Find how many lines of the listing include the string "JSON", and report only that figure.

*** Block opens ***

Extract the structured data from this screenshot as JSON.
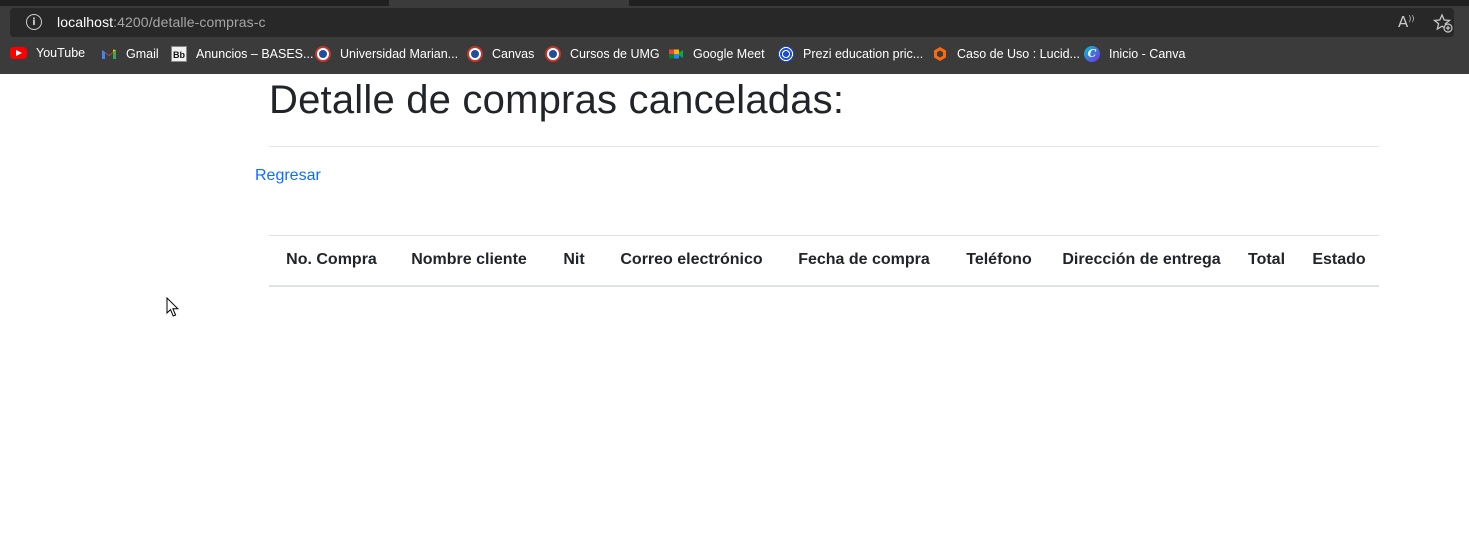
{
  "browser": {
    "url_host": "localhost",
    "url_path": ":4200/detalle-compras-c",
    "read_aloud_label": "A",
    "bookmarks": [
      {
        "label": "YouTube",
        "icon": "youtube-icon"
      },
      {
        "label": "Gmail",
        "icon": "gmail-icon"
      },
      {
        "label": "Anuncios – BASES...",
        "icon": "blackboard-icon",
        "icon_text": "Bb"
      },
      {
        "label": "Universidad Marian...",
        "icon": "umg-icon"
      },
      {
        "label": "Canvas",
        "icon": "umg-icon"
      },
      {
        "label": "Cursos de UMG",
        "icon": "umg-icon"
      },
      {
        "label": "Google Meet",
        "icon": "google-meet-icon"
      },
      {
        "label": "Prezi education pric...",
        "icon": "prezi-icon"
      },
      {
        "label": "Caso de Uso : Lucid...",
        "icon": "lucid-icon"
      },
      {
        "label": "Inicio - Canva",
        "icon": "canva-icon",
        "icon_text": "C"
      }
    ]
  },
  "page": {
    "title": "Detalle de compras canceladas:",
    "back_link": "Regresar"
  },
  "table": {
    "headers": [
      "No. Compra",
      "Nombre cliente",
      "Nit",
      "Correo electrónico",
      "Fecha de compra",
      "Teléfono",
      "Dirección de entrega",
      "Total",
      "Estado"
    ],
    "rows": []
  },
  "colors": {
    "link": "#0d6efd",
    "text": "#212529",
    "chrome_bg": "#3b3b3b",
    "addressbar_bg": "#282828"
  }
}
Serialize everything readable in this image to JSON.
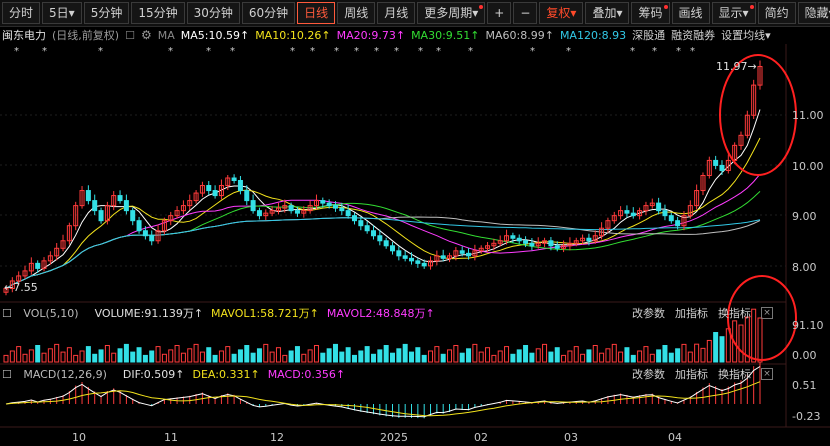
{
  "toolbar": {
    "items": [
      "分时",
      "5日",
      "5分钟",
      "15分钟",
      "30分钟",
      "60分钟",
      "日线",
      "周线",
      "月线",
      "更多周期",
      "+",
      "−",
      "复权",
      "叠加",
      "筹码",
      "画线",
      "显示",
      "简约",
      "隐藏"
    ],
    "five_day_caret": "▾",
    "overlay_caret": "▾",
    "adjust_caret": "▾",
    "more_caret": "▾",
    "display_caret": "▾",
    "hide_caret": "▾"
  },
  "title": {
    "stock_name": "闽东电力",
    "period": "(日线,前复权)",
    "ma_label": "MA",
    "ma5": "MA5:10.59↑",
    "ma10": "MA10:10.26↑",
    "ma20": "MA20:9.73↑",
    "ma30": "MA30:9.51↑",
    "ma60": "MA60:8.99↑",
    "ma120": "MA120:8.93",
    "link1": "深股通",
    "link2": "融资融券",
    "link3": "设置均线▾"
  },
  "price_axis": [
    "11.00",
    "10.00",
    "9.00",
    "8.00"
  ],
  "price_high": "11.97",
  "price_low": "7.55",
  "vol": {
    "label": "VOL(5,10)",
    "volume": "VOLUME:91.139万↑",
    "mavol1": "MAVOL1:58.721万↑",
    "mavol2": "MAVOL2:48.848万↑",
    "axis_top": "91.10",
    "axis_zero": "0.00"
  },
  "macd": {
    "label": "MACD(12,26,9)",
    "dif": "DIF:0.509↑",
    "dea": "DEA:0.331↑",
    "macd": "MACD:0.356↑",
    "axis_top": "0.51",
    "axis_bottom": "-0.23"
  },
  "sub_tools": {
    "param": "改参数",
    "add": "加指标",
    "switch": "换指标",
    "close": "×"
  },
  "dates": [
    "10",
    "11",
    "12",
    "2025",
    "02",
    "03",
    "04"
  ],
  "colors": {
    "up": "#ff3b3b",
    "down": "#33e0e6",
    "ma5": "#ffffff",
    "ma10": "#f2e21c",
    "ma20": "#ff3cff",
    "ma30": "#33dd33",
    "ma60": "#bfbfbf",
    "ma120": "#32c8e6",
    "highlight": "#ff2020"
  },
  "chart_data": {
    "type": "candlestick",
    "title": "闽东电力",
    "ylim": [
      7.4,
      12.1
    ],
    "closes": [
      7.55,
      7.7,
      7.8,
      7.9,
      8.05,
      7.95,
      8.1,
      8.2,
      8.35,
      8.5,
      8.8,
      9.2,
      9.5,
      9.3,
      9.1,
      8.9,
      9.2,
      9.4,
      9.3,
      9.1,
      8.9,
      8.7,
      8.6,
      8.5,
      8.7,
      8.9,
      9.0,
      9.1,
      9.2,
      9.3,
      9.45,
      9.6,
      9.5,
      9.4,
      9.6,
      9.75,
      9.7,
      9.5,
      9.3,
      9.1,
      9.0,
      9.05,
      9.1,
      9.15,
      9.2,
      9.1,
      9.05,
      9.1,
      9.2,
      9.3,
      9.25,
      9.2,
      9.15,
      9.1,
      9.0,
      8.9,
      8.8,
      8.7,
      8.6,
      8.5,
      8.4,
      8.3,
      8.2,
      8.15,
      8.1,
      8.05,
      8.0,
      8.1,
      8.2,
      8.15,
      8.2,
      8.3,
      8.25,
      8.2,
      8.3,
      8.35,
      8.4,
      8.45,
      8.5,
      8.6,
      8.55,
      8.5,
      8.45,
      8.4,
      8.45,
      8.5,
      8.4,
      8.35,
      8.4,
      8.45,
      8.5,
      8.55,
      8.5,
      8.6,
      8.75,
      8.9,
      9.0,
      9.1,
      9.05,
      9.0,
      9.1,
      9.2,
      9.25,
      9.1,
      9.0,
      8.9,
      8.8,
      9.0,
      9.2,
      9.5,
      9.8,
      10.1,
      10.0,
      9.9,
      10.1,
      10.4,
      10.6,
      11.0,
      11.6,
      11.97
    ],
    "volume_latest": "91.139万",
    "macd_last": {
      "DIF": 0.509,
      "DEA": 0.331,
      "MACD": 0.356
    }
  }
}
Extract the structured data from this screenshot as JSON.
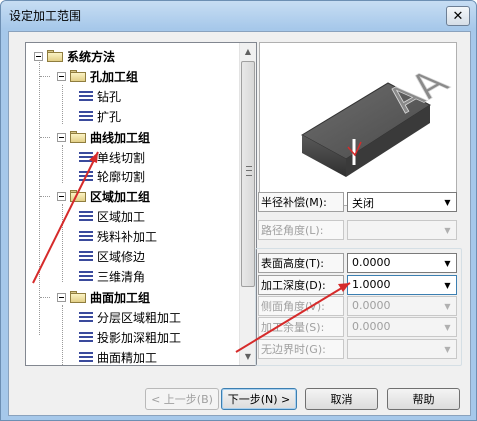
{
  "window": {
    "title": "设定加工范围"
  },
  "icons": {
    "close": "close-icon",
    "folder": "folder-icon",
    "operation": "operation-icon",
    "expander": "tree-expander-icon"
  },
  "tree": {
    "root": "系统方法",
    "groups": [
      {
        "label": "孔加工组",
        "items": [
          "钻孔",
          "扩孔"
        ]
      },
      {
        "label": "曲线加工组",
        "items": [
          "单线切割",
          "轮廓切割"
        ]
      },
      {
        "label": "区域加工组",
        "items": [
          "区域加工",
          "残料补加工",
          "区域修边",
          "三维清角"
        ]
      },
      {
        "label": "曲面加工组",
        "items": [
          "分层区域粗加工",
          "投影加深粗加工",
          "曲面精加工"
        ]
      }
    ]
  },
  "preview": {
    "text": "AA"
  },
  "form": {
    "radius_comp": {
      "label": "半径补偿(M):",
      "value": "关闭"
    },
    "path_angle": {
      "label": "路径角度(L):",
      "value": ""
    },
    "surface_height": {
      "label": "表面高度(T):",
      "value": "0.0000"
    },
    "machining_depth": {
      "label": "加工深度(D):",
      "value": "1.0000"
    },
    "side_angle": {
      "label": "侧面角度(V):",
      "value": "0.0000"
    },
    "machining_allowance": {
      "label": "加工余量(S):",
      "value": "0.0000"
    },
    "no_boundary": {
      "label": "无边界时(G):",
      "value": ""
    }
  },
  "buttons": {
    "prev": "< 上一步(B)",
    "next": "下一步(N) >",
    "cancel": "取消",
    "help": "帮助"
  },
  "colors": {
    "annotation_arrow": "#d62b2b",
    "titlebar": "#a6c8ea"
  }
}
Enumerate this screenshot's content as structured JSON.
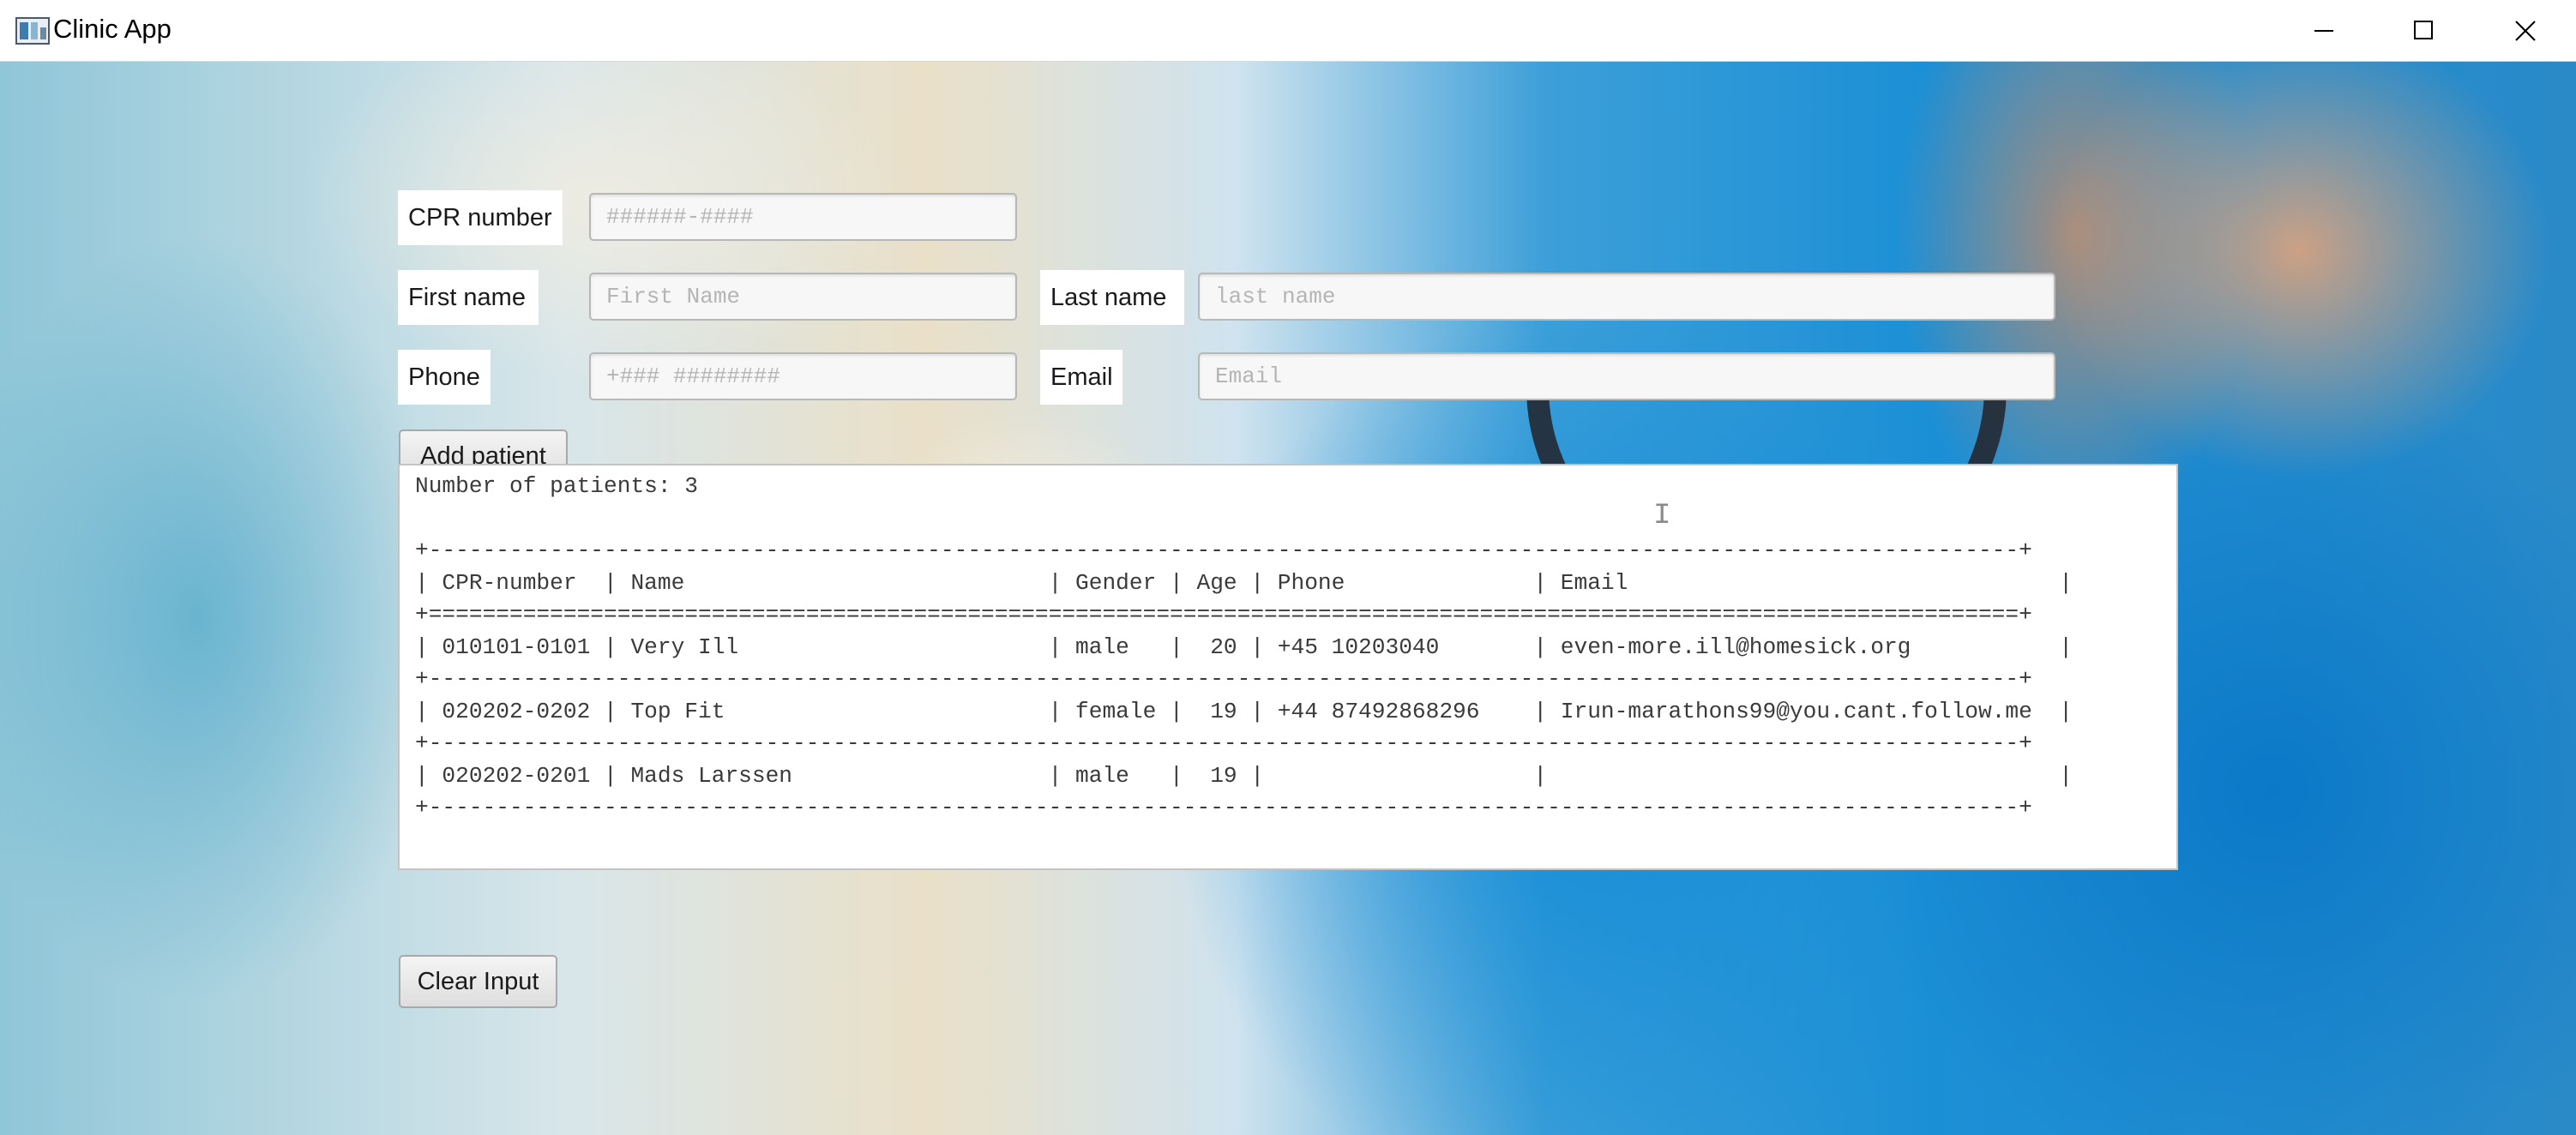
{
  "window": {
    "title": "Clinic App",
    "icon": "app-window-icon",
    "controls": {
      "minimize": "minimize-icon",
      "maximize": "maximize-icon",
      "close": "close-icon"
    }
  },
  "form": {
    "cpr": {
      "label": "CPR number",
      "placeholder": "######-####",
      "value": ""
    },
    "first_name": {
      "label": "First name",
      "placeholder": "First Name",
      "value": ""
    },
    "last_name": {
      "label": "Last name",
      "placeholder": "last name",
      "value": ""
    },
    "phone": {
      "label": "Phone",
      "placeholder": "+### ########",
      "value": ""
    },
    "email": {
      "label": "Email",
      "placeholder": "Email",
      "value": ""
    },
    "add_button": "Add patient"
  },
  "output": {
    "summary": "Number of patients: 3",
    "lines": [
      "",
      "+----------------------------------------------------------------------------------------------------------------------+",
      "| CPR-number  | Name                           | Gender | Age | Phone              | Email                                |",
      "+======================================================================================================================+",
      "| 010101-0101 | Very Ill                       | male   |  20 | +45 10203040       | even-more.ill@homesick.org           |",
      "+----------------------------------------------------------------------------------------------------------------------+",
      "| 020202-0202 | Top Fit                        | female |  19 | +44 87492868296    | Irun-marathons99@you.cant.follow.me  |",
      "+----------------------------------------------------------------------------------------------------------------------+",
      "| 020202-0201 | Mads Larssen                   | male   |  19 |                    |                                      |",
      "+----------------------------------------------------------------------------------------------------------------------+"
    ]
  },
  "clear_button": "Clear Input",
  "colors": {
    "background_blue": "#1b8fd6",
    "panel": "#ffffff",
    "button_border": "#a9a9a9"
  }
}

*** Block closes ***

> [Exercise response]:
4